What it ultimately left us with is a picture of rappers (and black men, by extension) as violent, short-tempered, gun-toting thugs with little respect for women, laws, or themselves. By ratcheting these stereotypes up to 11 in the film, Cundieff becomes an equal opportunity offender. Not only is he making fun of people who believe the stereotypes (something that Dave Chapelle excelled at on his show as well, by the way), he's also taking the piss out of the rappers that indulge in ridiculous levels of excess and self-mythology. Near the end of the film, the Jam Boys and N.W.H. participate in a Rappers Against Violence program at an elementary school. After a showing of N.W.H.'s video for A Gangsta's Life Ain't Fun (which features the group in hot tubs with topless women, surrounded by stacks of cash and champagne), it quickly devolves into a game of one-upmanship over who's harder. Tone Def takes credit for the Savings and Loan scandal. Tasty Taste claims to have been shot with a bazooka ("He used to be 6' 4"," Ice Cold adds). Then they reveal that one of the Jam Boys attended prep school and was on the tennis team, yearbook staff, and in the glee club, and that his gangsta cred is nonexistent.
Also like Spinal Tap, all three lead characters are more than a little dim.
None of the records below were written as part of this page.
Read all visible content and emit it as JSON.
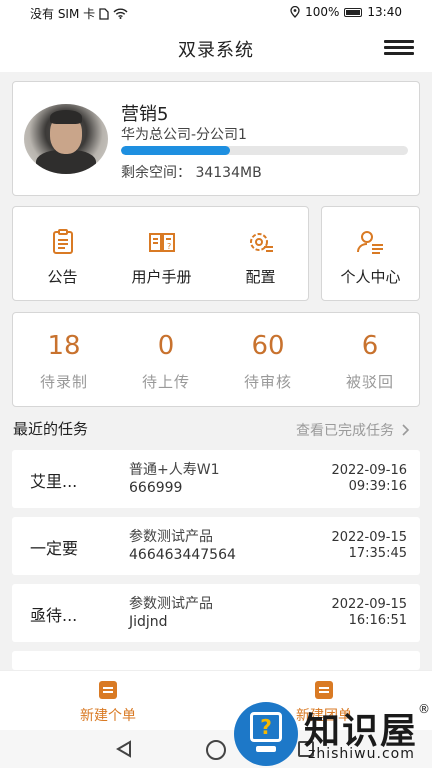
{
  "status_bar": {
    "carrier": "没有 SIM 卡",
    "battery": "100%",
    "time": "13:40"
  },
  "header": {
    "title": "双录系统"
  },
  "profile": {
    "name": "营销5",
    "org": "华为总公司-分公司1",
    "space_label": "剩余空间：",
    "space_value": "34134MB",
    "storage_fraction": 0.38
  },
  "menu": {
    "items": [
      {
        "label": "公告",
        "icon": "clipboard-icon"
      },
      {
        "label": "用户手册",
        "icon": "manual-icon"
      },
      {
        "label": "配置",
        "icon": "settings-gear-icon"
      }
    ],
    "user_center": {
      "label": "个人中心",
      "icon": "user-center-icon"
    }
  },
  "stats": [
    {
      "value": "18",
      "label": "待录制"
    },
    {
      "value": "0",
      "label": "待上传"
    },
    {
      "value": "60",
      "label": "待审核"
    },
    {
      "value": "6",
      "label": "被驳回"
    }
  ],
  "tasks_section": {
    "title": "最近的任务",
    "link": "查看已完成任务"
  },
  "tasks": [
    {
      "name": "艾里...",
      "product": "普通+人寿W1",
      "code": "666999",
      "date": "2022-09-16",
      "time": "09:39:16"
    },
    {
      "name": "一定要",
      "product": "参数测试产品",
      "code": "466463447564",
      "date": "2022-09-15",
      "time": "17:35:45"
    },
    {
      "name": "亟待...",
      "product": "参数测试产品",
      "code": "Jidjnd",
      "date": "2022-09-15",
      "time": "16:16:51"
    }
  ],
  "tabbar": {
    "left": "新建个单",
    "right": "新建团单"
  },
  "watermark": {
    "text": "知识屋",
    "sub": "zhishiwu.com",
    "reg": "®"
  },
  "colors": {
    "accent": "#c8722e",
    "tab_accent": "#d97a24",
    "progress": "#1e8fe0"
  }
}
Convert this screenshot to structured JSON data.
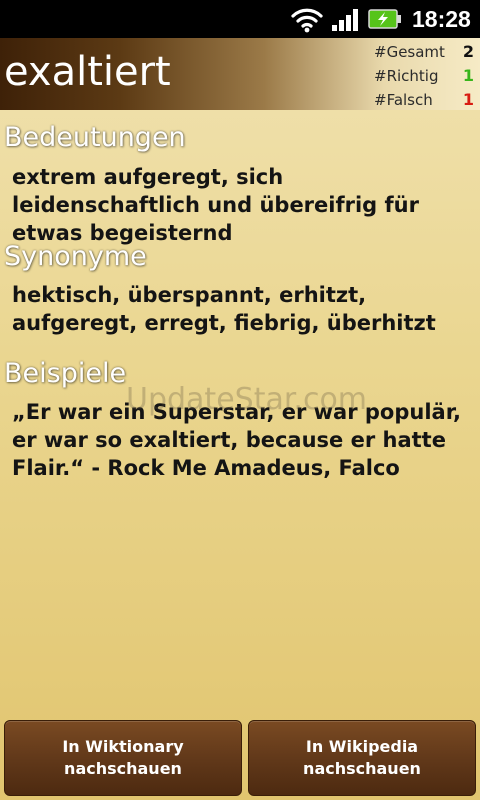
{
  "status_bar": {
    "time": "18:28",
    "icons": [
      "wifi-icon",
      "signal-icon",
      "battery-charging-icon"
    ],
    "battery_color": "#56c41a"
  },
  "header": {
    "word": "exaltiert",
    "stats": [
      {
        "label": "#Gesamt",
        "value": "2",
        "color": "#111111"
      },
      {
        "label": "#Richtig",
        "value": "1",
        "color": "#38b51b"
      },
      {
        "label": "#Falsch",
        "value": "1",
        "color": "#d81c12"
      }
    ]
  },
  "sections": {
    "meanings": {
      "heading": "Bedeutungen",
      "text": "extrem aufgeregt, sich leidenschaftlich und übereifrig für etwas begeisternd"
    },
    "synonyms": {
      "heading": "Synonyme",
      "text": "hektisch, überspannt, erhitzt, aufgeregt, erregt, fiebrig, überhitzt"
    },
    "examples": {
      "heading": "Beispiele",
      "text": "„Er war ein Superstar, er war populär, er war so exaltiert, because er hatte Flair.“ - Rock Me Amadeus, Falco"
    }
  },
  "watermark": "UpdateStar.com",
  "buttons": {
    "wiktionary": "In Wiktionary nachschauen",
    "wikipedia": "In Wikipedia nachschauen"
  }
}
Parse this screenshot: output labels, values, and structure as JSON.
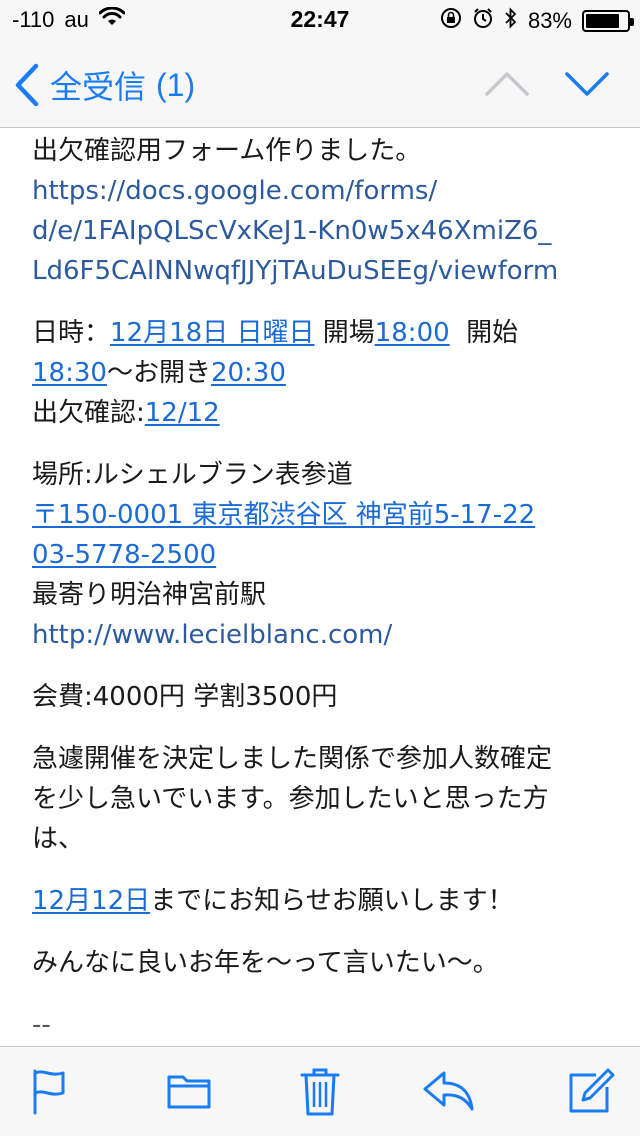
{
  "status_bar": {
    "signal": "-110",
    "carrier": "au",
    "time": "22:47",
    "battery_percent_text": "83%",
    "battery_level": 0.83
  },
  "nav": {
    "back_label": "全受信",
    "unread_count": "(1)"
  },
  "email": {
    "p1_line1": "出欠確認用フォーム作りました。",
    "p1_link1": "https://docs.google.com/forms/",
    "p1_link2": "d/e/1FAIpQLScVxKeJ1-Kn0w5x46XmiZ6_",
    "p1_link3": "Ld6F5CAlNNwqfJJYjTAuDuSEEg/viewform",
    "datetime_label": "日時：",
    "date_link": "12月18日 日曜日",
    "open_label": " 開場",
    "open_time": "18:00",
    "start_label": "  開始",
    "start_time": "18:30",
    "close_label": "〜お開き",
    "close_time": "20:30",
    "rsvp_label": "出欠確認:",
    "rsvp_date": "12/12",
    "venue": "場所:ルシェルブラン表参道",
    "address_link": "〒150-0001 東京都渋谷区 神宮前5-17-22",
    "phone_link": "03-5778-2500",
    "station": "最寄り明治神宮前駅",
    "venue_url": "http://www.lecielblanc.com/",
    "fee": "会費:4000円 学割3500円",
    "urgent_line1": "急遽開催を決定しました関係で参加人数確定",
    "urgent_line2": "を少し急いでいます。参加したいと思った方",
    "urgent_line3": "は、",
    "deadline_link": "12月12日",
    "deadline_text": "までにお知らせお願いします！",
    "closing": "みんなに良いお年を〜って言いたい〜。",
    "signature_sep": "--"
  },
  "colors": {
    "accent": "#1a7cf2",
    "link": "#1a6bd6",
    "bar_bg": "#f7f7f7",
    "disabled": "#c7c7cc"
  },
  "icons": {
    "nav": [
      "chevron-left-icon",
      "chevron-up-icon",
      "chevron-down-icon"
    ],
    "toolbar": [
      "flag-icon",
      "folder-icon",
      "trash-icon",
      "reply-icon",
      "compose-icon"
    ]
  }
}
And though the guys in Tap took themselves too seriously, they rarely claimed to be doing anything beyond making entertainment. Spurred on by Nina's questions, the band (especially Ice Cold) try desperately to claim social and political meaning in their songs. First they describe their name as a tribute to slaves who couldn't wear hats while working in the fields, which then made them too tired to rise up and rebel. Then they try to justify clearly misogynistic lyrics to songs like Booty Juice ("the butt is like society, and the white man wants to keep it closed up") and Come Pet the P.U.S.S.Y. ("It stands for 'political unrest stabilizes society, yeah'").
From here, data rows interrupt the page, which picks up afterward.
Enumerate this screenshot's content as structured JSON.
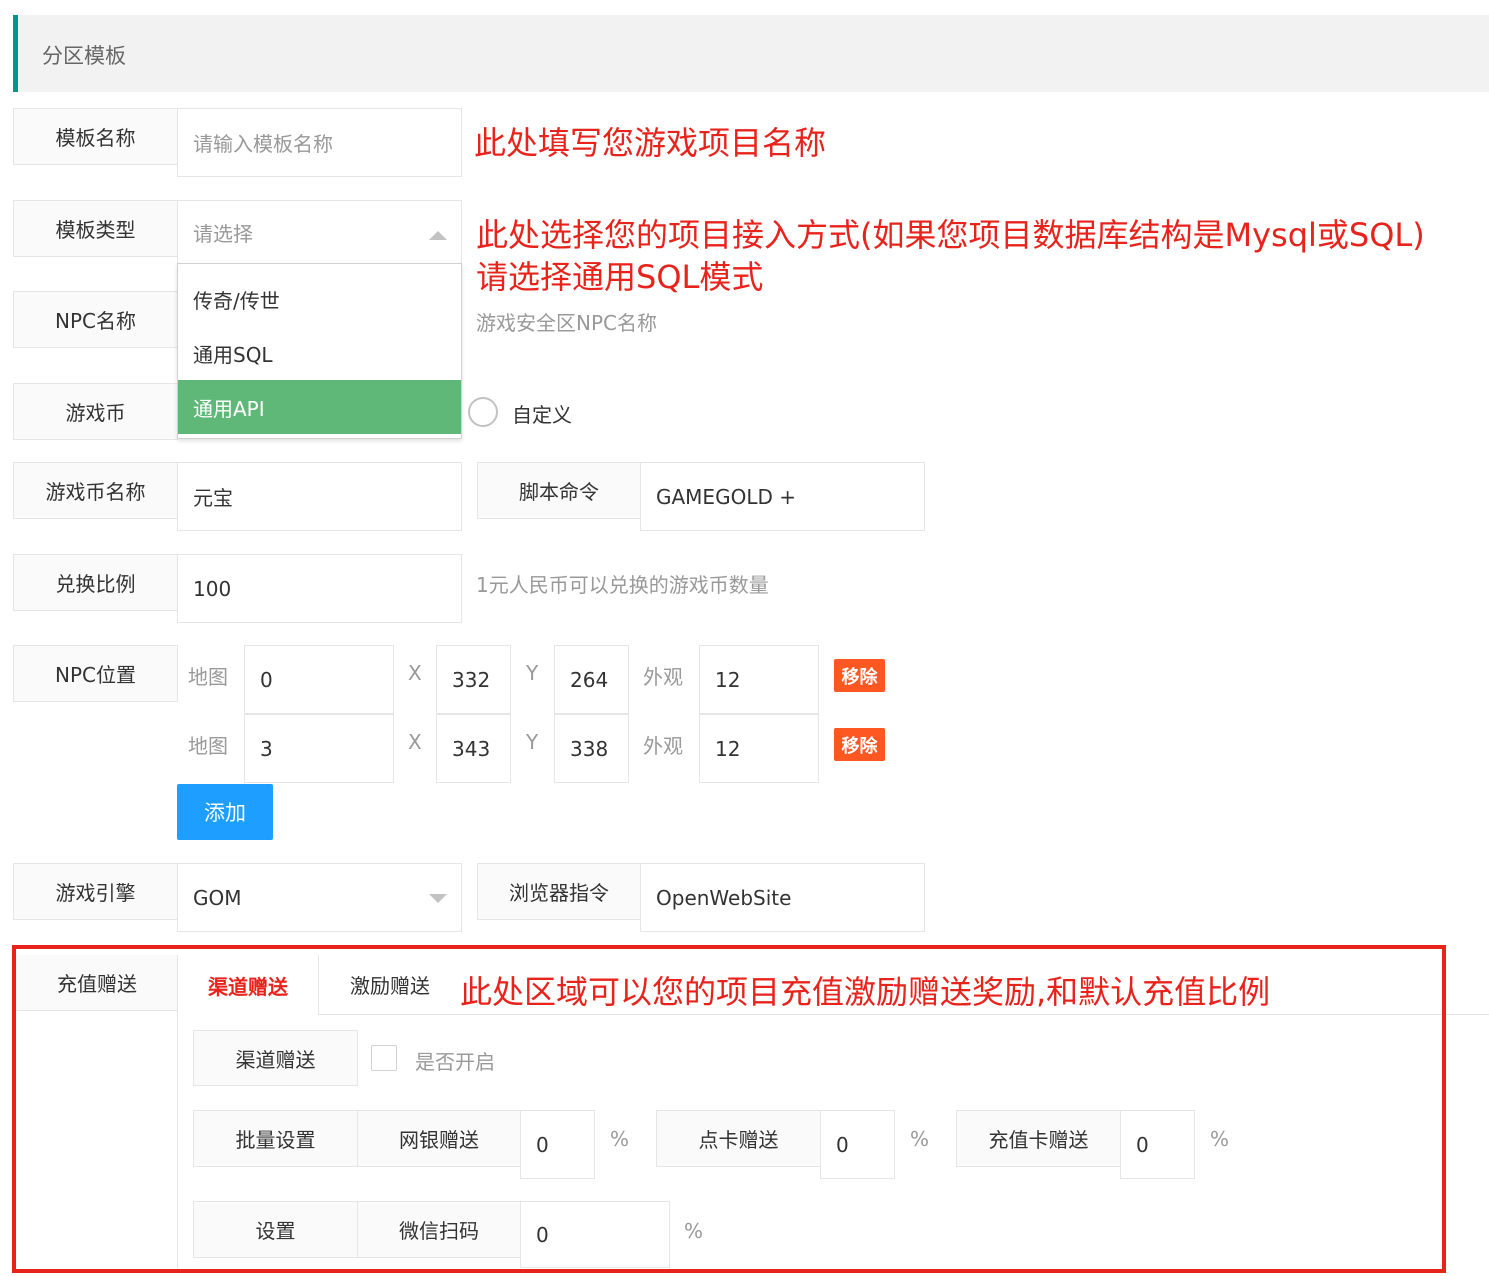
{
  "header": {
    "title": "分区模板"
  },
  "template_name": {
    "label": "模板名称",
    "placeholder": "请输入模板名称",
    "note": "此处填写您游戏项目名称"
  },
  "template_type": {
    "label": "模板类型",
    "placeholder": "请选择",
    "note_line1": "此处选择您的项目接入方式(如果您项目数据库结构是Mysql或SQL)",
    "note_line2": "请选择通用SQL模式",
    "options": [
      "传奇/传世",
      "通用SQL",
      "通用API"
    ],
    "selected_option": "通用API"
  },
  "npc_name": {
    "label": "NPC名称",
    "hint": "游戏安全区NPC名称"
  },
  "game_currency": {
    "label": "游戏币",
    "radio_custom_label": "自定义"
  },
  "currency_name": {
    "label": "游戏币名称",
    "value": "元宝",
    "script_label": "脚本命令",
    "script_value": "GAMEGOLD +"
  },
  "exchange_ratio": {
    "label": "兑换比例",
    "value": "100",
    "hint": "1元人民币可以兑换的游戏币数量"
  },
  "npc_position": {
    "label": "NPC位置",
    "map_label": "地图",
    "x_label": "X",
    "y_label": "Y",
    "look_label": "外观",
    "remove_label": "移除",
    "add_label": "添加",
    "rows": [
      {
        "map": "0",
        "x": "332",
        "y": "264",
        "look": "12"
      },
      {
        "map": "3",
        "x": "343",
        "y": "338",
        "look": "12"
      }
    ]
  },
  "game_engine": {
    "label": "游戏引擎",
    "value": "GOM",
    "browser_label": "浏览器指令",
    "browser_value": "OpenWebSite"
  },
  "recharge_gift": {
    "label": "充值赠送",
    "tabs": [
      "渠道赠送",
      "激励赠送"
    ],
    "note": "此处区域可以您的项目充值激励赠送奖励,和默认充值比例",
    "channel_gift_label": "渠道赠送",
    "enable_label": "是否开启",
    "batch_label": "批量设置",
    "bank_label": "网银赠送",
    "bank_value": "0",
    "card_label": "点卡赠送",
    "card_value": "0",
    "rechargecard_label": "充值卡赠送",
    "rechargecard_value": "0",
    "set_label": "设置",
    "wechat_label": "微信扫码",
    "wechat_value": "0",
    "percent": "%"
  },
  "colors": {
    "accent": "#009688",
    "selected": "#5fb878",
    "danger": "#ff5722",
    "primary": "#1e9fff",
    "annotation": "#e8231c"
  }
}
Questions and Comments:
Kurt Loder appears twice as basically himself, but without his usual MTV News backdrop. Instead, he has a hastily and poorly assembled backdrop.
The actor who played Tasty Taste was Jerry a.k.a the black Cobra Kai in Karate Kid!
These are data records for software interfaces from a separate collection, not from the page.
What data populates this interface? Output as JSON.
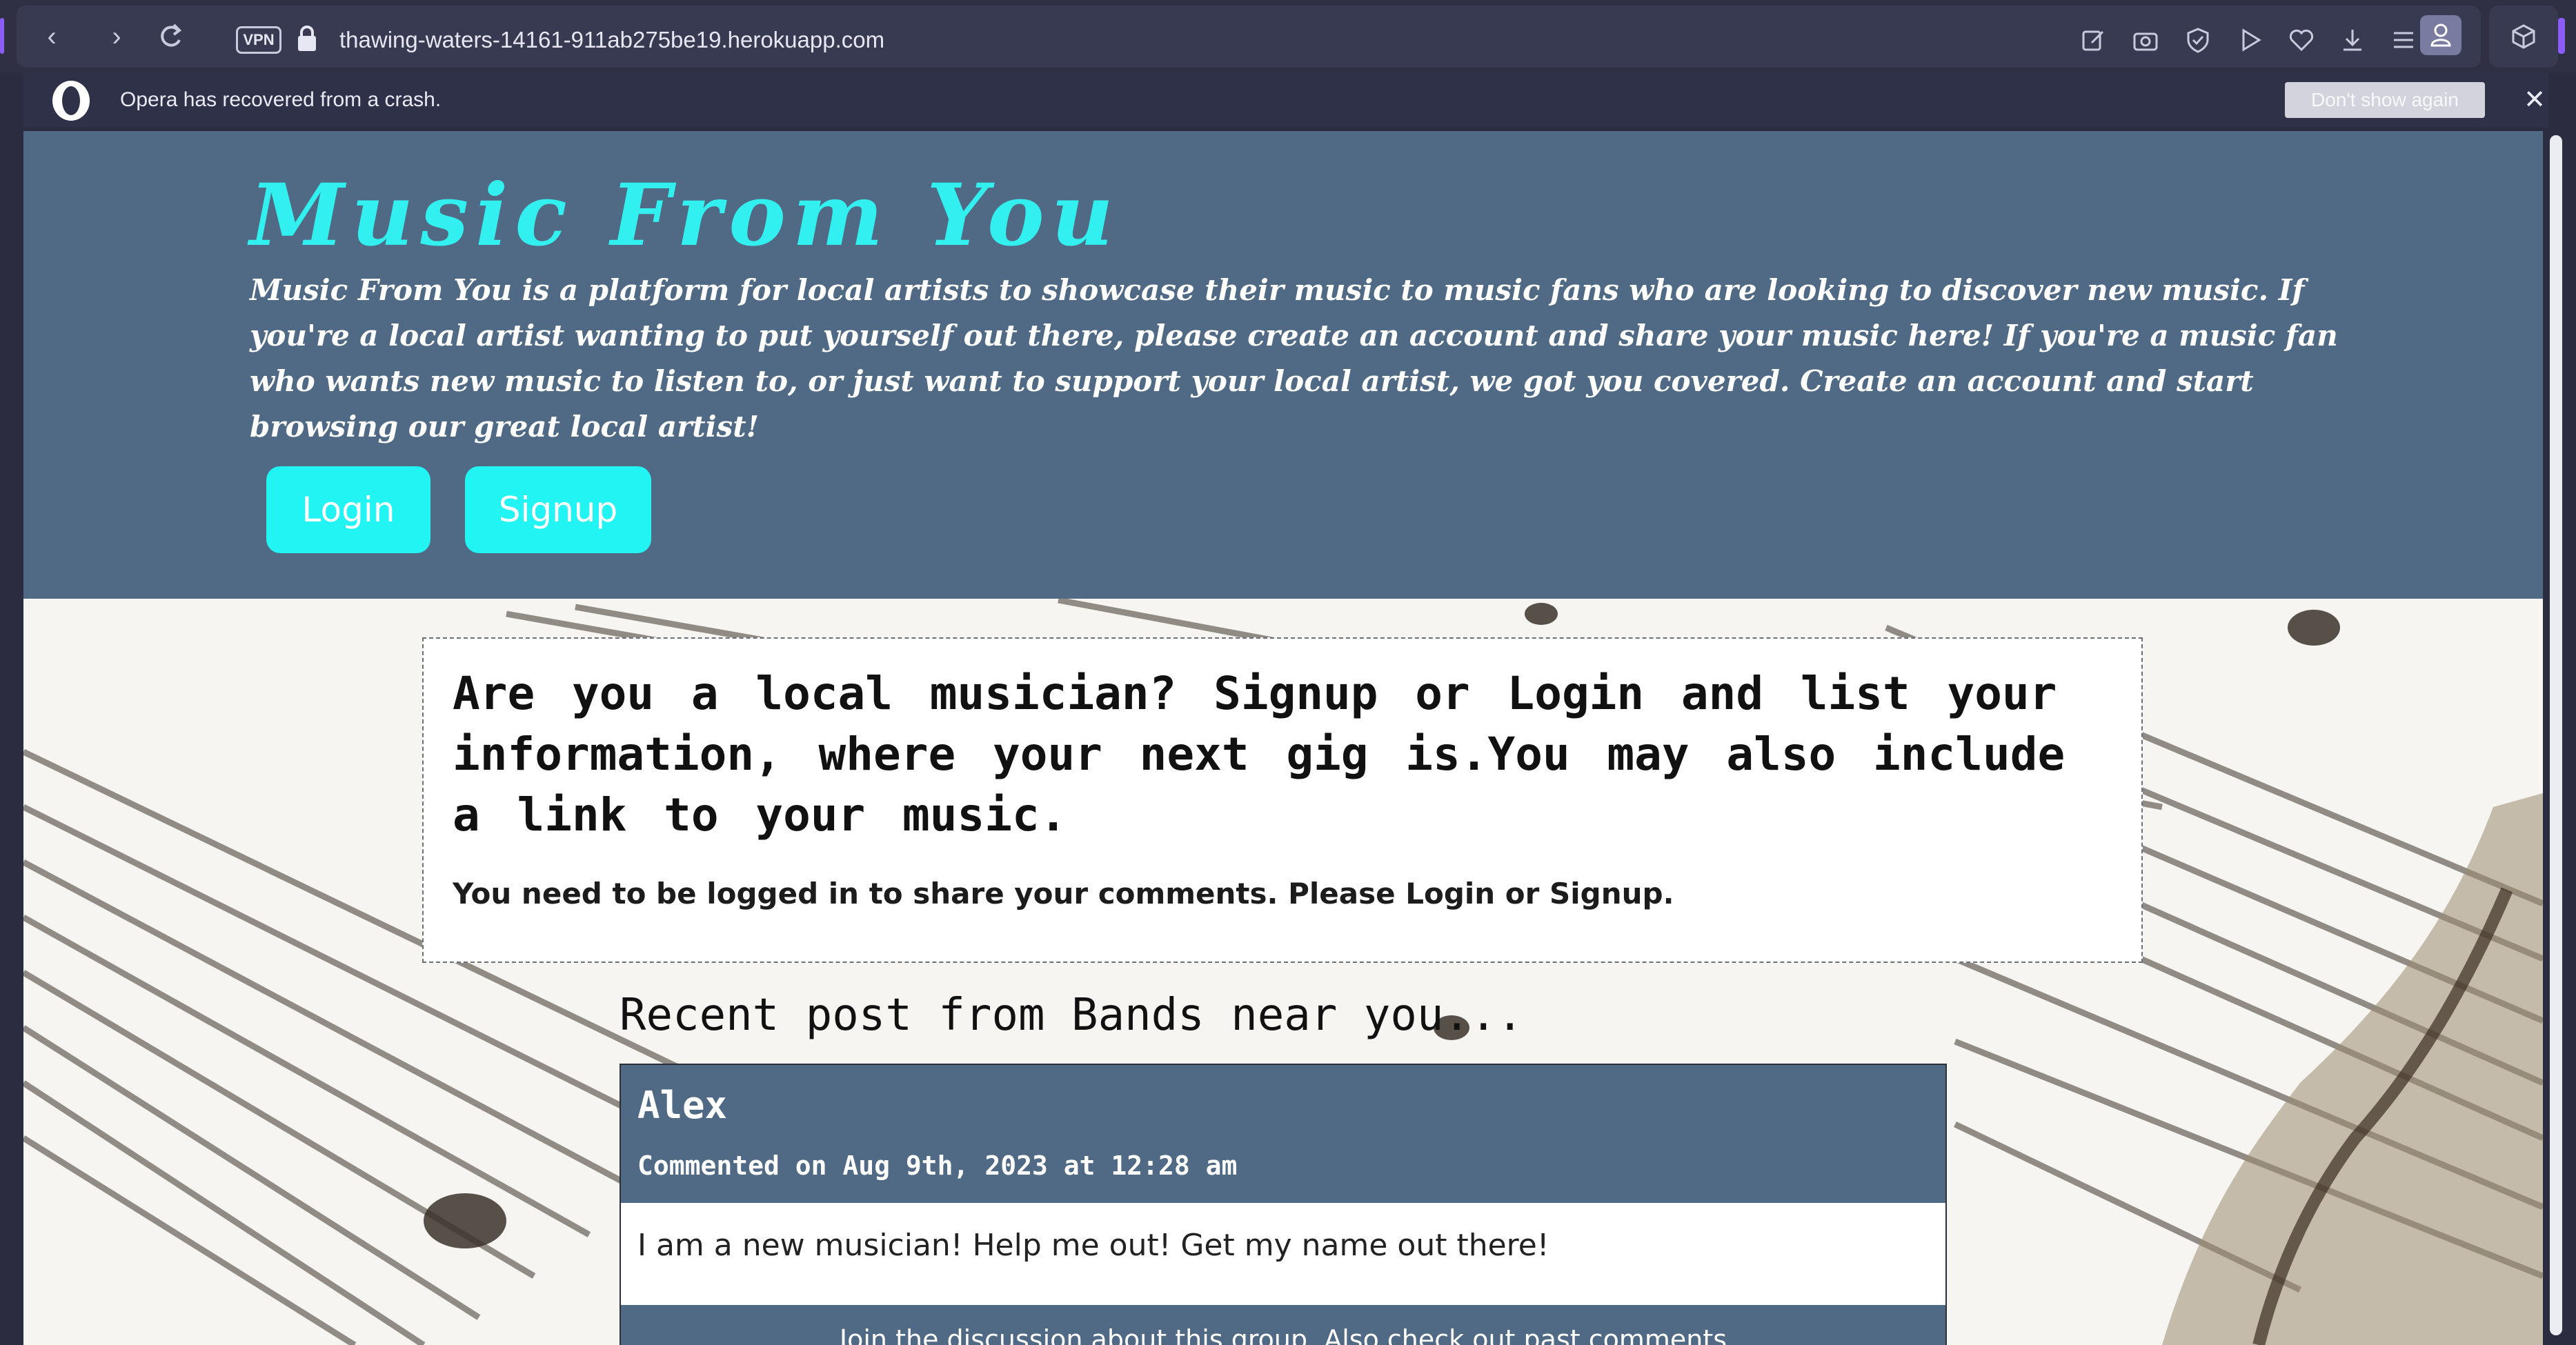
{
  "browser": {
    "vpn_label": "VPN",
    "url": "thawing-waters-14161-911ab275be19.herokuapp.com",
    "icons": [
      "back-icon",
      "forward-icon",
      "reload-icon",
      "lock-icon",
      "edit-icon",
      "camera-icon",
      "shield-icon",
      "play-icon",
      "heart-icon",
      "download-icon",
      "menu-icon",
      "profile-icon",
      "cube-icon"
    ]
  },
  "infobar": {
    "message": "Opera has recovered from a crash.",
    "dont_show_label": "Don't show again",
    "close_glyph": "✕"
  },
  "header": {
    "title": "Music From You",
    "description": "Music From You is a platform for local artists to showcase their music to music fans who are looking to discover new music. If you're a local artist wanting to put yourself out there, please create an account and share your music here! If you're a music fan who wants new music to listen to, or just want to support your local artist, we got you covered. Create an account and start browsing our great local artist!",
    "login_label": "Login",
    "signup_label": "Signup"
  },
  "info_card": {
    "heading": "Are you a local musician? Signup or Login and list your information, where your next gig is.You may also include a link to your music.",
    "note": "You need to be logged in to share your comments. Please Login or Signup."
  },
  "recent": {
    "title": "Recent post from Bands near you...",
    "posts": [
      {
        "author": "Alex",
        "date": "Commented on Aug 9th, 2023 at 12:28 am",
        "body": "I am a new musician! Help me out! Get my name out there!",
        "footer": "Join the discussion about this group. Also check out past comments"
      }
    ]
  },
  "colors": {
    "header_bg": "#506a85",
    "accent_cyan": "#33f0f0",
    "button_cyan": "#22f4f4",
    "chrome_bg": "#2f3044"
  }
}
Mark Christan Lawrence (Tone Def) has done a ton of TV work in his career. Most recently, he is the manager of the Buy More on Chuck.
Speaking of that character, he's a fountain of weird / funny quotes. Here are some:
- "Tasty once killed a motherfucker for taking a picture of him while he was thinking about smiling."
- "When you take that bus, you get there."
- "The second letter of the English alphabet is B. Think on it."
- "The black man was the first sensitive man, long before Alan Alda."
The film provides a good joke for your next party. Q: What's the difference between a ho and a bitch? A: A ho fucks everybody. A bitch fucks everybody but you.
A film without a country, so to say, Fear of a Black Hat is nonetheless a movie that manages to be charming and appealing while trying to piss you off. Though overlong in places, it nonetheless deserves gang status (that's the urban version of cult status, by the way).